Even though our village stroll took place around sunset, there was considerable activity underway. Women with their betel nut stained lips and red teeth smiled at us as we watched them spin cotton on simple spindles and weave cloth on old-fashioned looms.
Children with distended bellies played in a muddy water hole. Pigs and their piglets scampered and grunted while turkeys and chickens scurried and pecked at random piles of garbage and trash. There were no roads, no stores, no gas stations, no lawns, just dirt and litter. Their homes were simple huts built on stilts and livestock lived below.
The adults didn't show much interest in us initially, but the children with their wide eyes stared at the two six-foot men in our group who, by comparison, looked like giants. I wanted to hug these precious little kids, maybe wash their faces or clean their runny noses. They appeared so innocent knowing very little of life beyond their tiny village, but they looked as happy as any of the kids I see at home, maybe even more so because they have so few expectations. Eventually other villagers gathered around us as our paparazzi-like presence became more of an event. They delighted us with giggles when they saw their faces on the screens of our digital cameras. The photo ops were endless.

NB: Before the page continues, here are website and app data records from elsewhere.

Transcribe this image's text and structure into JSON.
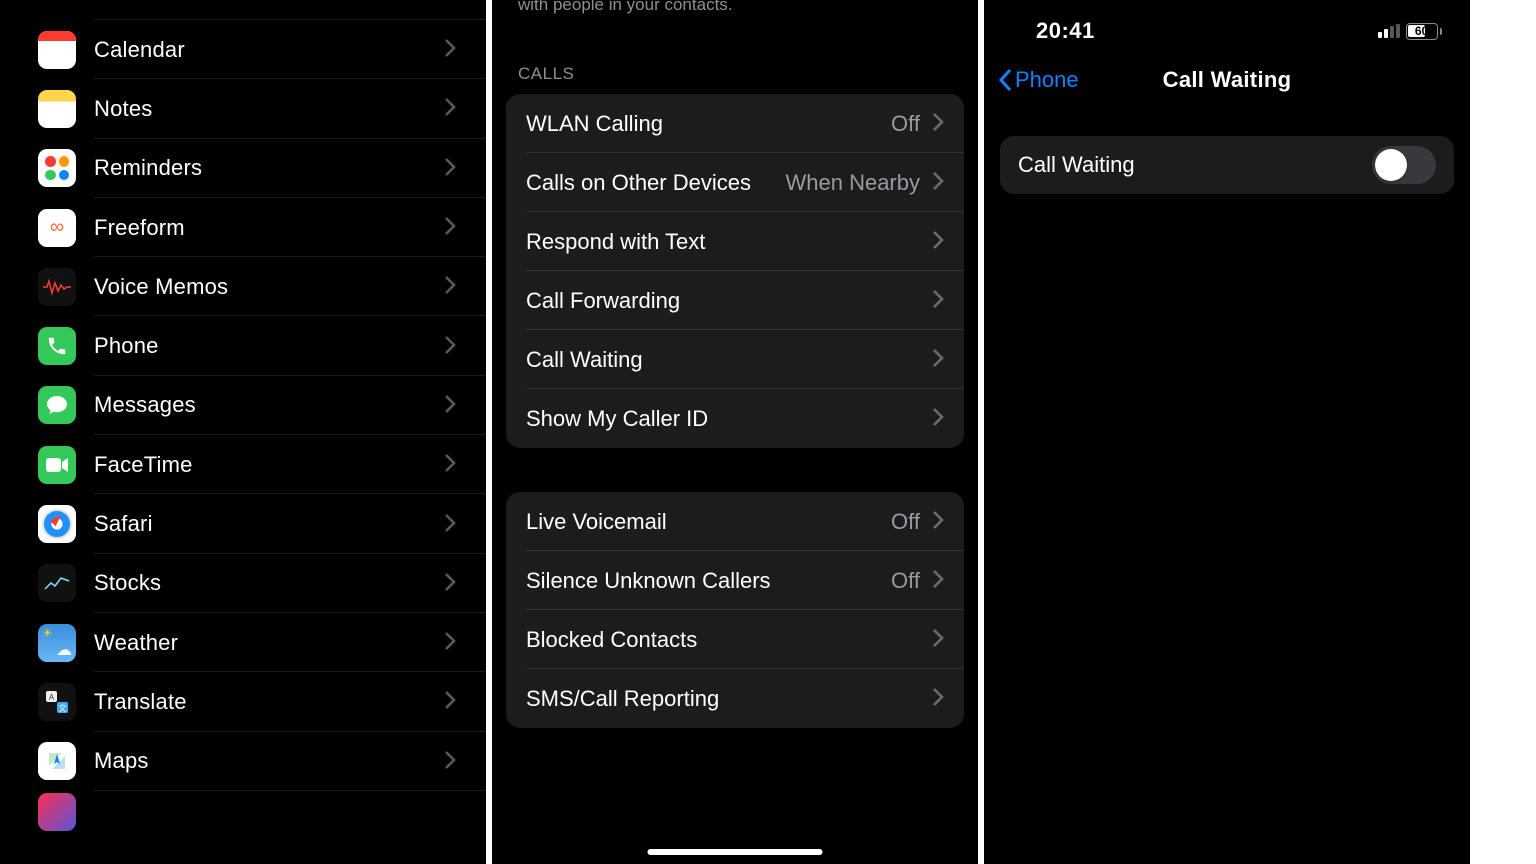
{
  "pane1": {
    "items": [
      {
        "label": "Calendar",
        "icon": "calendar-icon"
      },
      {
        "label": "Notes",
        "icon": "notes-icon"
      },
      {
        "label": "Reminders",
        "icon": "reminders-icon"
      },
      {
        "label": "Freeform",
        "icon": "freeform-icon"
      },
      {
        "label": "Voice Memos",
        "icon": "voice-memos-icon"
      },
      {
        "label": "Phone",
        "icon": "phone-icon"
      },
      {
        "label": "Messages",
        "icon": "messages-icon"
      },
      {
        "label": "FaceTime",
        "icon": "facetime-icon"
      },
      {
        "label": "Safari",
        "icon": "safari-icon"
      },
      {
        "label": "Stocks",
        "icon": "stocks-icon"
      },
      {
        "label": "Weather",
        "icon": "weather-icon"
      },
      {
        "label": "Translate",
        "icon": "translate-icon"
      },
      {
        "label": "Maps",
        "icon": "maps-icon"
      }
    ]
  },
  "pane2": {
    "footer_partial": "with people in your contacts.",
    "section_header": "CALLS",
    "calls": [
      {
        "label": "WLAN Calling",
        "value": "Off"
      },
      {
        "label": "Calls on Other Devices",
        "value": "When Nearby"
      },
      {
        "label": "Respond with Text",
        "value": ""
      },
      {
        "label": "Call Forwarding",
        "value": ""
      },
      {
        "label": "Call Waiting",
        "value": ""
      },
      {
        "label": "Show My Caller ID",
        "value": ""
      }
    ],
    "group2": [
      {
        "label": "Live Voicemail",
        "value": "Off"
      },
      {
        "label": "Silence Unknown Callers",
        "value": "Off"
      },
      {
        "label": "Blocked Contacts",
        "value": ""
      },
      {
        "label": "SMS/Call Reporting",
        "value": ""
      }
    ]
  },
  "pane3": {
    "status_time": "20:41",
    "battery_pct": "60",
    "battery_fill_pct": 60,
    "back_label": "Phone",
    "nav_title": "Call Waiting",
    "toggle_label": "Call Waiting",
    "toggle_on": false
  }
}
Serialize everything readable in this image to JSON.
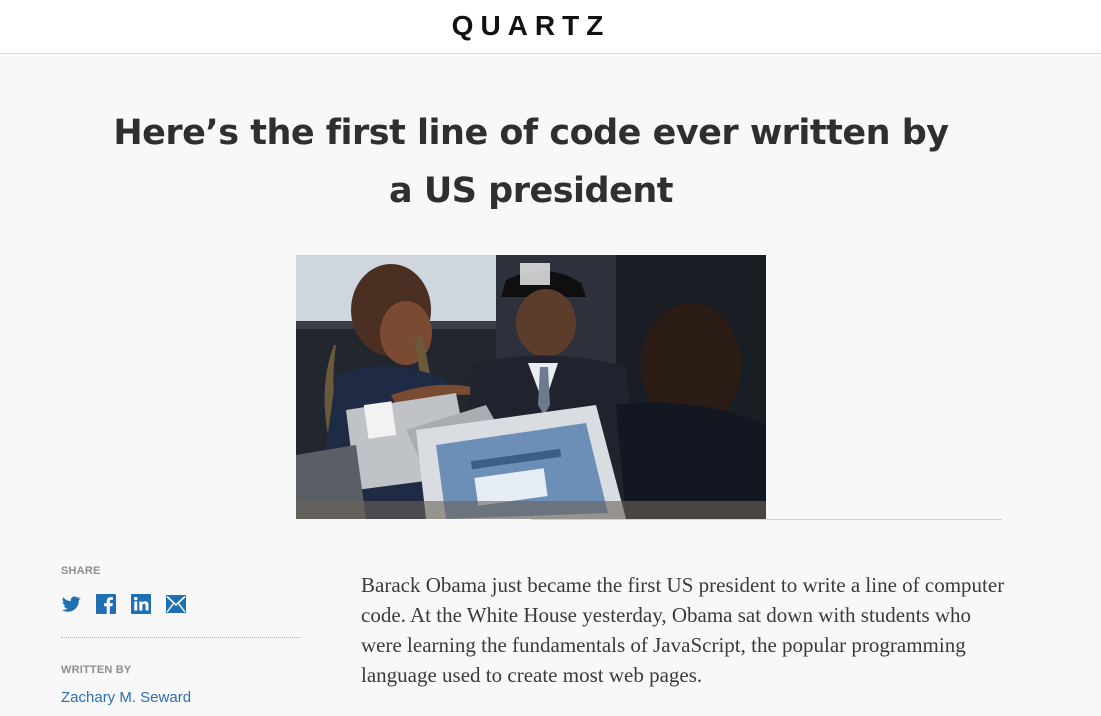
{
  "header": {
    "logo": "QUARTZ"
  },
  "article": {
    "headline": "Here’s the first line of code ever written by a US president",
    "image_alt": "Barack Obama in a black code cap sitting with students at laptops",
    "body": "Barack Obama just became the first US president to write a line of computer code. At the White House yesterday, Obama sat down with students who were learning the fundamentals of JavaScript, the popular programming language used to create most web pages."
  },
  "sidebar": {
    "share_label": "SHARE",
    "share_icons": [
      "twitter-icon",
      "facebook-icon",
      "linkedin-icon",
      "email-icon"
    ],
    "written_by_label": "WRITTEN BY",
    "author": "Zachary M. Seward"
  },
  "colors": {
    "accent": "#2a6fb5",
    "social_icon": "#1f6fb2",
    "headline": "#2f2f2f",
    "background": "#f8f8f8"
  }
}
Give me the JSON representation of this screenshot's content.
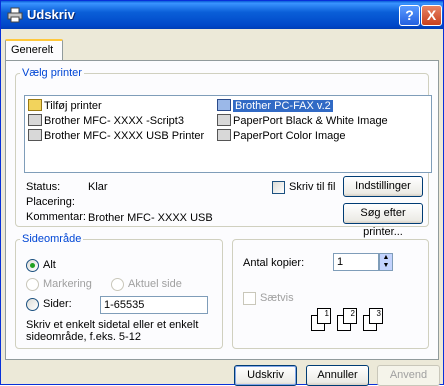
{
  "window": {
    "title": "Udskriv",
    "help_button": "?",
    "close_button": "X"
  },
  "tabs": [
    {
      "label": "Generelt",
      "selected": true
    }
  ],
  "select_printer": {
    "legend": "Vælg printer",
    "printers": [
      {
        "name": "Tilføj printer",
        "icon": "add-printer-icon",
        "selected": false
      },
      {
        "name": "Brother MFC-  XXXX        -Script3",
        "icon": "printer-icon",
        "selected": false
      },
      {
        "name": "Brother MFC- XXXX   USB Printer",
        "icon": "printer-icon",
        "selected": false
      },
      {
        "name": "Brother PC-FAX v.2",
        "icon": "fax-printer-icon",
        "selected": true
      },
      {
        "name": "PaperPort Black & White Image",
        "icon": "printer-icon",
        "selected": false
      },
      {
        "name": "PaperPort Color Image",
        "icon": "printer-icon",
        "selected": false
      }
    ],
    "status_label": "Status:",
    "status_value": "Klar",
    "location_label": "Placering:",
    "location_value": "",
    "comment_label": "Kommentar:",
    "comment_value": "Brother MFC- XXXX   USB",
    "print_to_file_label": "Skriv til fil",
    "print_to_file_checked": false,
    "preferences_button": "Indstillinger",
    "find_printer_button": "Søg efter printer..."
  },
  "page_range": {
    "legend": "Sideområde",
    "all_label": "Alt",
    "selection_label": "Markering",
    "current_page_label": "Aktuel side",
    "pages_label": "Sider:",
    "pages_value": "1-65535",
    "selected_option": "all",
    "help_text_line1": "Skriv et enkelt sidetal eller et enkelt",
    "help_text_line2": "sideområde, f.eks. 5-12"
  },
  "copies": {
    "count_label": "Antal kopier:",
    "count_value": "1",
    "collate_label": "Sætvis",
    "collate_checked": false,
    "collate_pages": [
      "1",
      "1",
      "2",
      "2",
      "3",
      "3"
    ]
  },
  "footer": {
    "print_button": "Udskriv",
    "cancel_button": "Annuller",
    "apply_button": "Anvend"
  },
  "colors": {
    "titlebar": "#0a5fd8",
    "group_legend": "#0046d5",
    "selection": "#316ac5",
    "dialog_bg": "#ece9d8"
  }
}
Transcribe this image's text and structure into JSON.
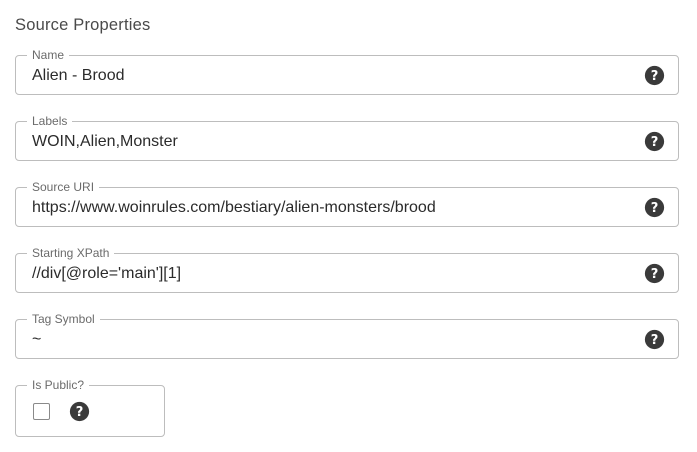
{
  "section": {
    "title": "Source Properties"
  },
  "fields": {
    "name": {
      "label": "Name",
      "value": "Alien - Brood"
    },
    "labels": {
      "label": "Labels",
      "value": "WOIN,Alien,Monster"
    },
    "source_uri": {
      "label": "Source URI",
      "value": "https://www.woinrules.com/bestiary/alien-monsters/brood"
    },
    "starting_xpath": {
      "label": "Starting XPath",
      "value": "//div[@role='main'][1]"
    },
    "tag_symbol": {
      "label": "Tag Symbol",
      "value": "~"
    }
  },
  "is_public": {
    "label": "Is Public?",
    "checked": false
  },
  "icons": {
    "help": "help-circle-icon",
    "checkbox": "checkbox-unchecked-icon"
  },
  "colors": {
    "border": "#bdbdbd",
    "label": "#6b6b6b",
    "text": "#2b2b2b",
    "icon": "#3a3a3a"
  }
}
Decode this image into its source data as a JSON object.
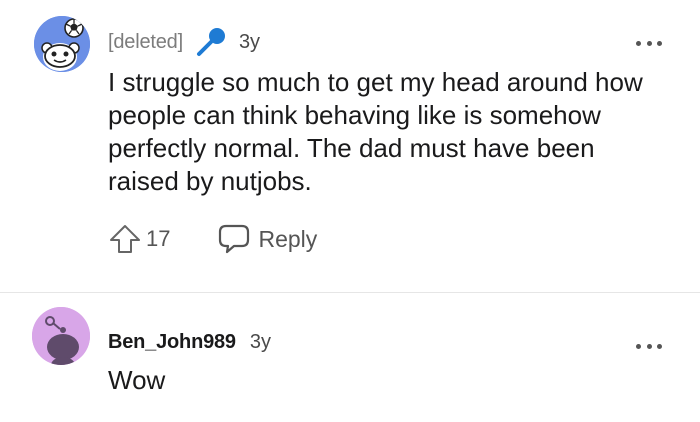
{
  "comments": [
    {
      "author": "[deleted]",
      "time": "3y",
      "body": "I struggle so much to get my head around how\npeople can think behaving like is somehow\nperfectly normal. The dad must have been\nraised by nutjobs.",
      "votes": "17",
      "reply_label": "Reply",
      "avatar_icon": "snoo-soccer-avatar",
      "badge_icon": "microphone-icon",
      "avatar_color": "#6b8fe6",
      "badge_color": "#1e7bd4"
    },
    {
      "author": "Ben_John989",
      "time": "3y",
      "body": "Wow",
      "avatar_icon": "snoo-avatar",
      "avatar_color": "#d8a6e8"
    }
  ]
}
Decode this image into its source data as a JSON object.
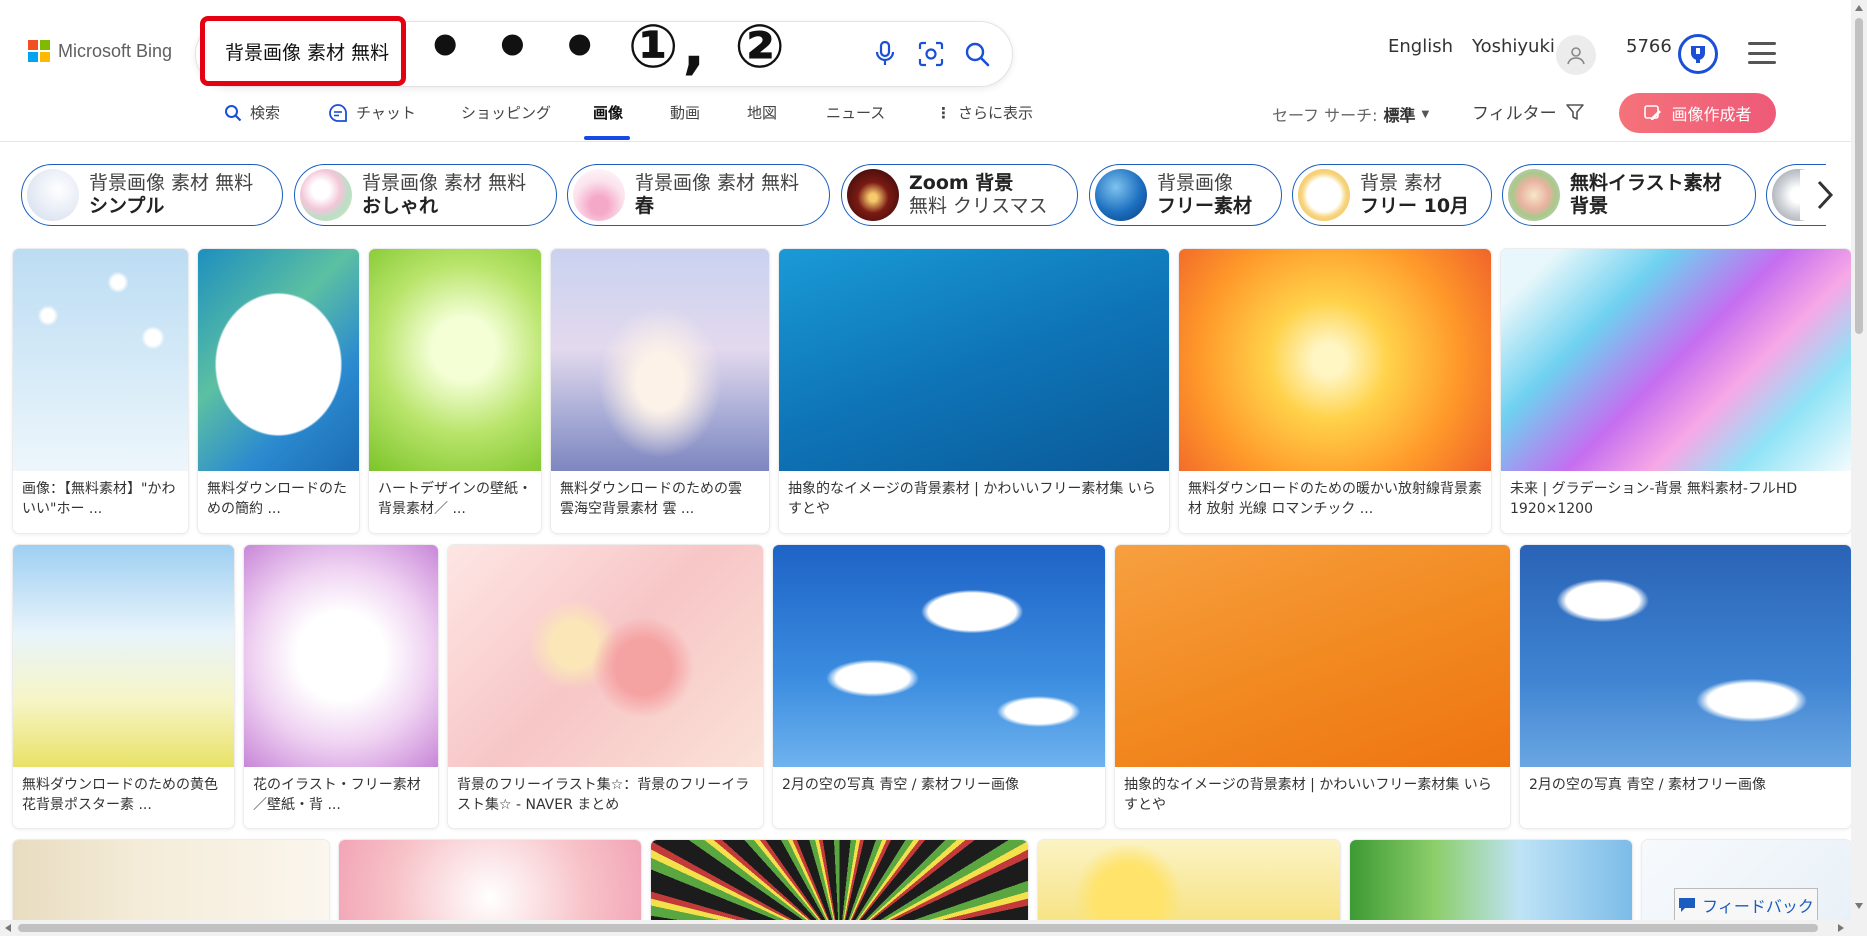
{
  "header": {
    "logo_text": "Microsoft Bing",
    "query": "背景画像 素材 無料",
    "annotation": "• • •  ①, ②",
    "language_link": "English",
    "user_name": "Yoshiyuki",
    "reward_points": "5766",
    "icons": [
      "microphone-icon",
      "visual-search-icon",
      "search-icon",
      "user-icon",
      "rewards-icon",
      "menu-icon"
    ]
  },
  "nav": {
    "items": [
      {
        "label": "検索",
        "icon": "search-icon"
      },
      {
        "label": "チャット",
        "icon": "chat-icon"
      },
      {
        "label": "ショッピング"
      },
      {
        "label": "画像"
      },
      {
        "label": "動画"
      },
      {
        "label": "地図"
      },
      {
        "label": "ニュース"
      },
      {
        "label": "さらに表示",
        "icon": "more-icon"
      }
    ],
    "active": "画像",
    "safesearch_label": "セーフ サーチ:",
    "safesearch_value": "標準",
    "filter_label": "フィルター",
    "creator_button": "画像作成者"
  },
  "related": [
    {
      "line1": "背景画像 素材 無料",
      "line2": "シンプル"
    },
    {
      "line1": "背景画像 素材 無料",
      "line2": "おしゃれ"
    },
    {
      "line1": "背景画像 素材 無料",
      "line2": "春"
    },
    {
      "line1": "Zoom 背景",
      "line2": "無料 クリスマス"
    },
    {
      "line1": "背景画像",
      "line2": "フリー素材"
    },
    {
      "line1": "背景 素材",
      "line2": "フリー 10月"
    },
    {
      "line1": "無料イラスト素材",
      "line2": "背景"
    }
  ],
  "results": {
    "row1": [
      {
        "caption": "画像：【無料素材】\"かわいい\"ホー ..."
      },
      {
        "caption": "無料ダウンロードのための簡約 ..."
      },
      {
        "caption": "ハートデザインの壁紙・背景素材／ ..."
      },
      {
        "caption": "無料ダウンロードのための雲 雲海空背景素材 雲 ..."
      },
      {
        "caption": "抽象的なイメージの背景素材 | かわいいフリー素材集 いらすとや"
      },
      {
        "caption": "無料ダウンロードのための暖かい放射線背景素材 放射 光線 ロマンチック ..."
      },
      {
        "caption": "未来 | グラデーション-背景 無料素材-フルHD 1920×1200"
      }
    ],
    "row2": [
      {
        "caption": "無料ダウンロードのための黄色花背景ポスター素 ..."
      },
      {
        "caption": "花のイラスト・フリー素材／壁紙・背 ..."
      },
      {
        "caption": "背景のフリーイラスト集☆：背景のフリーイラスト集☆ - NAVER まとめ"
      },
      {
        "caption": "2月の空の写真 青空 / 素材フリー画像"
      },
      {
        "caption": "抽象的なイメージの背景素材 | かわいいフリー素材集 いらすとや"
      },
      {
        "caption": "2月の空の写真 青空 / 素材フリー画像"
      }
    ]
  },
  "feedback_label": "フィードバック",
  "colors": {
    "accent": "#174ae4",
    "highlight_border": "#e50012",
    "creator_button": "#f0637a",
    "chip_border": "#1a5dbf"
  }
}
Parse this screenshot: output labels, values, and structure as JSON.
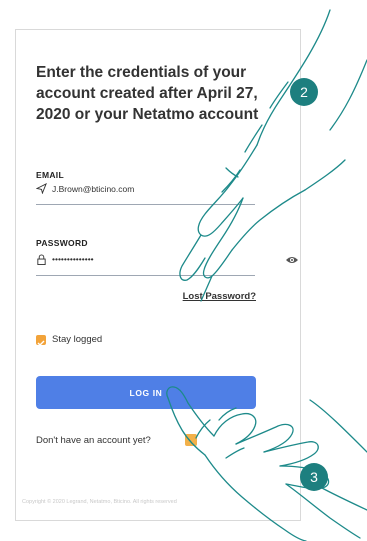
{
  "heading": "Enter the credentials of your account created after April 27, 2020 or your Netatmo account",
  "email": {
    "label": "EMAIL",
    "value": "J.Brown@bticino.com",
    "icon": "send-icon"
  },
  "password": {
    "label": "PASSWORD",
    "value": "••••••••••••••",
    "icon": "lock-icon",
    "toggle_icon": "eye-icon"
  },
  "lost_password": "Lost Password?",
  "stay_logged": {
    "label": "Stay logged",
    "checked": true
  },
  "login_button": "LOG IN",
  "no_account": "Don't have an account yet?",
  "copyright": "Copyright © 2020 Legrand, Netatmo, Bticino. All rights reserved",
  "steps": [
    "2",
    "3"
  ],
  "colors": {
    "accent": "#4f7fe6",
    "checkbox": "#f2a33a",
    "badge": "#1d7f7f",
    "hand_outline": "#1d8a8a"
  }
}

There were a lot of children living in Ban Lao Kao, a family's hedge against the high rate of mortality. Babies were wrapped in cotton swaddling and carried at their mother's breast or on their backs. We didn't sense any modesty from the nursing mothers and learned that once a woman has had a child, she is permitted to expose her breasts in public whether she is nursing or not.
Our guide pointed to two smaller thatched-roof huts down by the stream where a group of teenagers splashed and teased each other while playing in the water. "We call these love houses," he said. Boys and girls come here to practice sex before marriage and not always with the one they will marry." Polygamy, we learned, is quite common within the Akha tribe.
The home-made Akha brew was more to my liking, although I coughed and grimaced when the rice alcohol concoction went down the back of my throat. It was hot and tasted raw. A second glass was much easier to swallow and for a little while I forgot about those screaming chickens.
The Akha trek will always be on my list of top ten travel experiences as there was so much to absorb and the experience was very intense. It wasn't just about hiking in a pristine forest or enjoying an exotic lunch in a remote waterfall setting. It was about spending time among indigenous people whose lives are 360 degrees different from my life yet their lives still have meaning. While the contrasts between us are pronounced, at the same time we experience the same thoughts, desires, and emotions they do. We are the same species and are able to connect on some basic human level. These are some of the reasons why travel has changed the way I think about the world and why I try and not make judgments nor take anything for granted.